As you will probably know by now, if you’ve read a few of these IQs, I have a history of depression. It has touched my life at various points through my youth, studying at University, during my first career in IT, and the most prominently after the birth of my second child, my son Rilien.
I was first diagnosed after Ril was born, but I’m sure my previous episodes would also have been deemed to be “depressions”. Regardless, “the big one” was so deep, so dark, and so all-consuming, that I couldn’t find my way back without professional help and support.
Some time later, I published an account of my story on a friends blog, titled “What I Would Tell You…”, about my journey, and my self-care tips that I developed to help me manage my own mood. The story was read by someone at PANDA, who reached out and shared that I had experienced textbook Post Natal Depression. (I’ve since gone on to become a Community Champion for PANDA, and often do interviews on their behalf, talking about my experience as a dad going through post natal depression.)
As it happens, perinatal depression or anxiety is not the exclusive realm of women. It can affect mums and dads, in the periods before, during, or after pregnancy.
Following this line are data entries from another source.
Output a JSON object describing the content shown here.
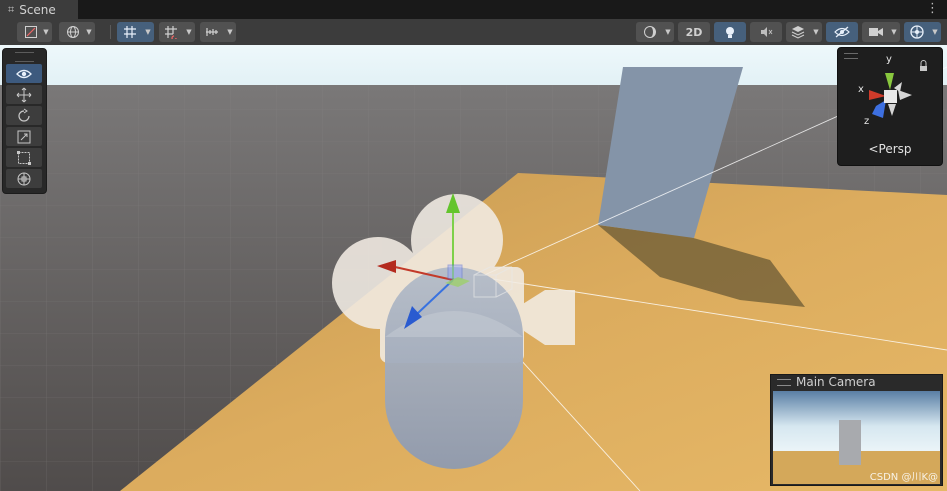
{
  "tabbar": {
    "tab_label": "Scene",
    "tab_icon": "grid-icon"
  },
  "toolbar": {
    "btn_2d": "2D",
    "icons": [
      "draw-mode-icon",
      "global-icon",
      "grid-snap-icon",
      "increment-snap-icon",
      "ruler-icon",
      "shading-icon",
      "lighting-icon",
      "audio-icon",
      "effects-icon",
      "visibility-icon",
      "camera-icon",
      "gizmos-icon"
    ]
  },
  "tools": [
    "view-tool",
    "move-tool",
    "rotate-tool",
    "scale-tool",
    "rect-tool",
    "transform-tool"
  ],
  "gizmo": {
    "y": "y",
    "x": "x",
    "z": "z",
    "projection": "Persp"
  },
  "camera_preview": {
    "title": "Main Camera"
  },
  "watermark": "CSDN @川K@",
  "colors": {
    "accent": "#46607c",
    "floor": "#d9a85a",
    "ground": "#5a5756",
    "sky": "#e4f4f8"
  }
}
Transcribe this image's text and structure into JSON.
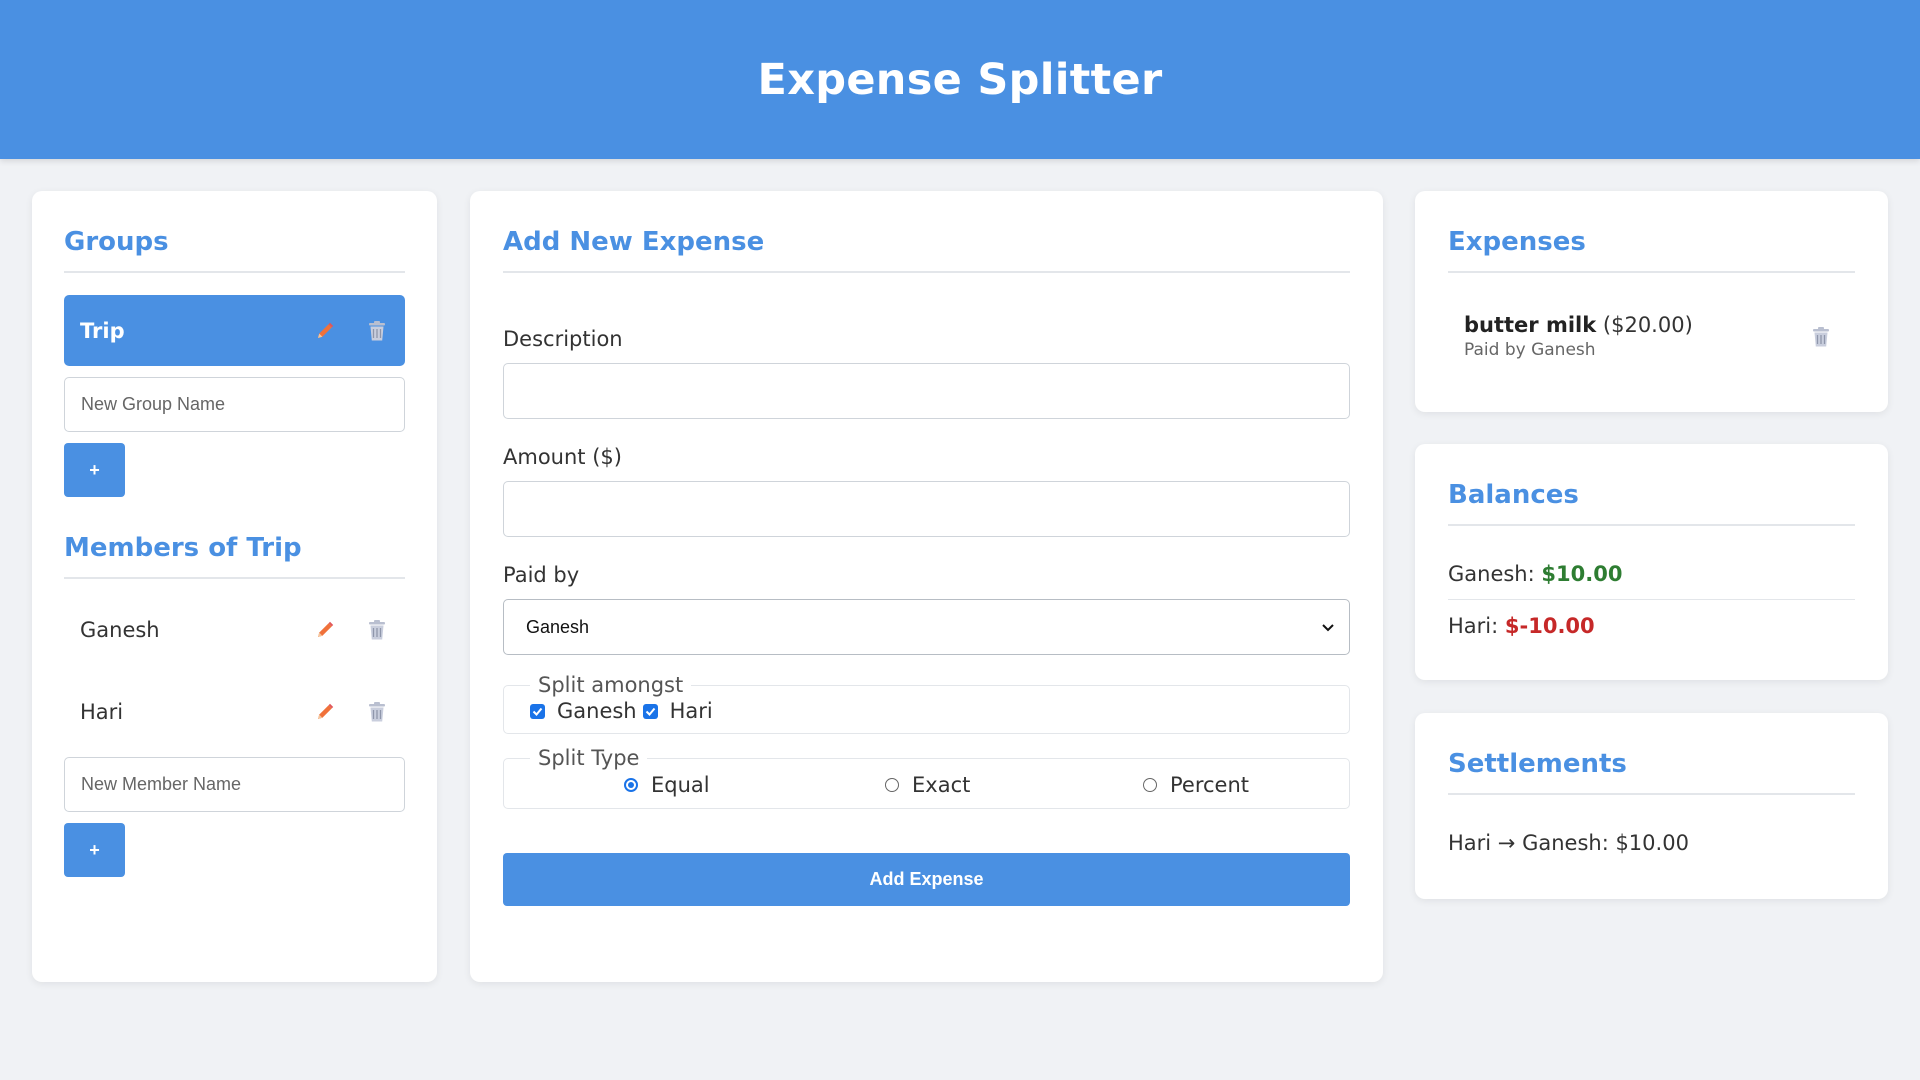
{
  "header": {
    "title": "Expense Splitter"
  },
  "groups": {
    "title": "Groups",
    "items": [
      {
        "name": "Trip"
      }
    ],
    "new_group_placeholder": "New Group Name",
    "add_label": "+"
  },
  "members": {
    "title": "Members of Trip",
    "items": [
      {
        "name": "Ganesh"
      },
      {
        "name": "Hari"
      }
    ],
    "new_member_placeholder": "New Member Name",
    "add_label": "+"
  },
  "expense_form": {
    "title": "Add New Expense",
    "description_label": "Description",
    "description_value": "",
    "amount_label": "Amount ($)",
    "amount_value": "",
    "paid_by_label": "Paid by",
    "paid_by_selected": "Ganesh",
    "split_amongst_legend": "Split amongst",
    "split_amongst": [
      {
        "name": "Ganesh",
        "checked": true
      },
      {
        "name": "Hari",
        "checked": true
      }
    ],
    "split_type_legend": "Split Type",
    "split_types": [
      {
        "label": "Equal",
        "selected": true
      },
      {
        "label": "Exact",
        "selected": false
      },
      {
        "label": "Percent",
        "selected": false
      }
    ],
    "submit_label": "Add Expense"
  },
  "expenses": {
    "title": "Expenses",
    "items": [
      {
        "description": "butter milk",
        "amount": "($20.00)",
        "paid_by": "Paid by Ganesh"
      }
    ]
  },
  "balances": {
    "title": "Balances",
    "items": [
      {
        "name": "Ganesh:",
        "amount": "$10.00",
        "status": "positive"
      },
      {
        "name": "Hari:",
        "amount": "$-10.00",
        "status": "negative"
      }
    ]
  },
  "settlements": {
    "title": "Settlements",
    "items": [
      {
        "text": "Hari → Ganesh: $10.00"
      }
    ]
  },
  "colors": {
    "primary": "#4a90e2",
    "background": "#f0f2f5",
    "positive": "#2e7d32",
    "negative": "#c62828",
    "edit_icon": "#f0713a",
    "delete_icon": "#9aa0b4"
  },
  "icons": {
    "edit": "pencil-icon",
    "delete": "trash-icon",
    "select": "chevron-down-icon"
  }
}
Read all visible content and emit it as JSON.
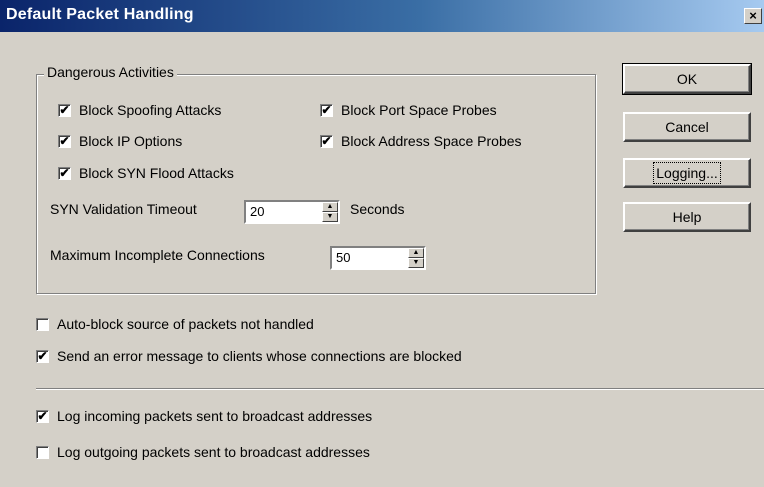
{
  "window": {
    "title": "Default Packet Handling",
    "close_glyph": "×"
  },
  "group": {
    "legend": "Dangerous Activities",
    "checkboxes": [
      {
        "label": "Block Spoofing Attacks",
        "checked": true
      },
      {
        "label": "Block Port Space Probes",
        "checked": true
      },
      {
        "label": "Block IP Options",
        "checked": true
      },
      {
        "label": "Block Address Space Probes",
        "checked": true
      },
      {
        "label": "Block SYN Flood Attacks",
        "checked": true
      }
    ],
    "syn_timeout": {
      "label": "SYN Validation Timeout",
      "value": "20",
      "unit": "Seconds"
    },
    "max_incomplete": {
      "label": "Maximum Incomplete Connections",
      "value": "50"
    }
  },
  "options": [
    {
      "label": "Auto-block source of packets not handled",
      "checked": false
    },
    {
      "label": "Send an error message to clients whose connections are blocked",
      "checked": true
    }
  ],
  "logging": [
    {
      "label": "Log incoming packets sent to broadcast addresses",
      "checked": true
    },
    {
      "label": "Log outgoing packets sent to broadcast addresses",
      "checked": false
    }
  ],
  "buttons": {
    "ok": "OK",
    "cancel": "Cancel",
    "logging": "Logging...",
    "help": "Help"
  }
}
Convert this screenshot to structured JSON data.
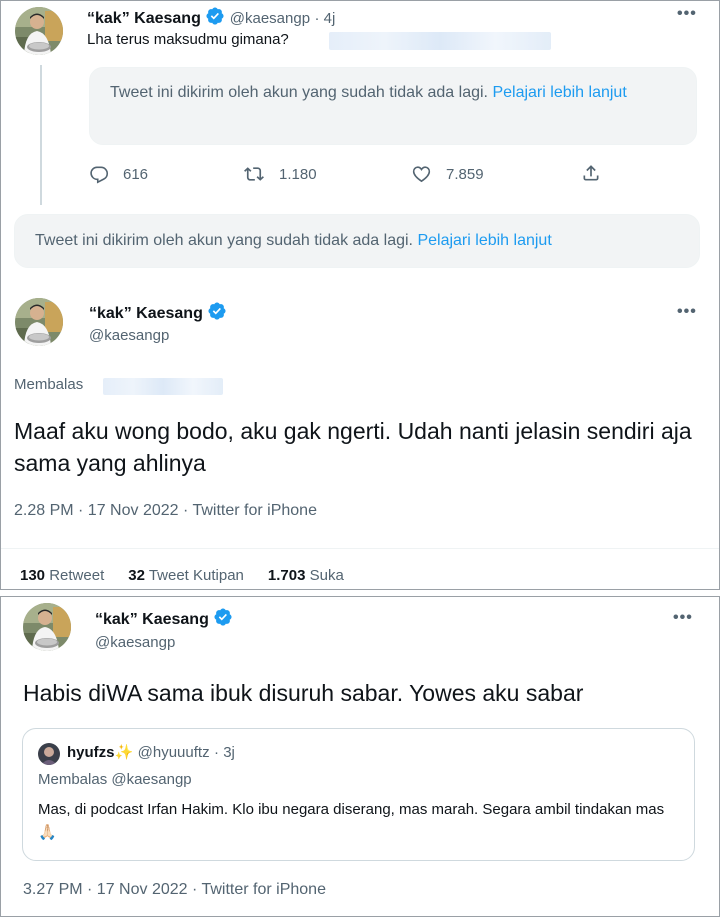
{
  "tweet1": {
    "name": "“kak” Kaesang",
    "handle": "@kaesangp",
    "time": "· 4j",
    "text": "Lha terus maksudmu gimana?",
    "notice_text": "Tweet ini dikirim oleh akun yang sudah tidak ada lagi.",
    "notice_link": "Pelajari lebih lanjut",
    "replies": "616",
    "retweets": "1.180",
    "likes": "7.859"
  },
  "deleted_tweet": {
    "notice_text": "Tweet ini dikirim oleh akun yang sudah tidak ada lagi.",
    "notice_link": "Pelajari lebih lanjut"
  },
  "tweet2": {
    "name": "“kak” Kaesang",
    "handle": "@kaesangp",
    "replying_label": "Membalas",
    "text": "Maaf aku wong bodo, aku gak ngerti. Udah nanti jelasin sendiri aja sama yang ahlinya",
    "meta": "2.28 PM · 17 Nov 2022 · Twitter for iPhone",
    "retweet_count": "130",
    "retweet_label": "Retweet",
    "quote_count": "32",
    "quote_label": "Tweet Kutipan",
    "like_count": "1.703",
    "like_label": "Suka"
  },
  "tweet3": {
    "name": "“kak” Kaesang",
    "handle": "@kaesangp",
    "text": "Habis diWA sama ibuk disuruh sabar. Yowes aku sabar",
    "meta": "3.27 PM · 17 Nov 2022 · Twitter for iPhone",
    "quoted": {
      "name": "hyufzs✨",
      "handle": "@hyuuuftz",
      "time": "· 3j",
      "replying": "Membalas @kaesangp",
      "text": "Mas, di podcast Irfan Hakim. Klo ibu negara diserang, mas marah. Segara ambil tindakan mas 🙏🏻"
    }
  },
  "more_label": "•••",
  "colors": {
    "link": "#1d9bf0",
    "verified": "#1d9bf0",
    "secondary_text": "#536471",
    "notice_bg": "#f2f4f5"
  },
  "icons": [
    "reply-icon",
    "retweet-icon",
    "like-icon",
    "share-icon",
    "verified-icon",
    "more-icon"
  ]
}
And in my case, because the onset of depression fell within a year of my son arriving, it is classified as post-natal depression.
In Australia, around 1 in 20 new dads experience ante-natal depression (i.e. before baby arrives), and that rises to 1 in 10 new dads after the baby arrives. These are not small numbers, yet there is a large lack of awareness about this particular corner of mental illness.
I will be appearing on Channel 9’s Today Show this morning (Thursday) around 8:40am to talk with Georgie about this very issue. My hope is that by sharing my own experience, it might help other new dads recognise what they might be going through, and help them feel brave enough to seek help, and get back to being the best father and partner they can be.
As part of the preparation for today’s TV segment, I was asked to write a few bullet points about the key questions that I would likely be asked on the segment. The last question in the emailed script was this:
“To any other fathers out there watching this who are feeling they can’t talk about this… what would you like to say to them?”
And my answers, for what they’re worth, are shared here in detail, in case they help a father in your life.
Firstly, you are not alone. There are other Dads who are going through this, and more importantly, there are Dads who have gone through this and fully recovered. You are not alone.
Secondly, there’s no shame or weakness in admitting that you’re having a hard time. It’s actually a sign of strength rather than weakness, to admit to yourself that you need help, and to ask for it.
Thirdly, no matter how awkward or hard the conversation is, open up to your partner, and be honest about how you’re feeling. You’re going to be better off working at this together, rather than trying to be an island, and figuring it all out yourself. I know this from my own experience – things improved once I started talking to Bel about where I was at.
Finally, talk with your GP. There are great treatment programs available, including a Medicare mental health plan, where you can get help, so you can get back to being your best for your family.
I hope that helps.
Remember: You are not alone.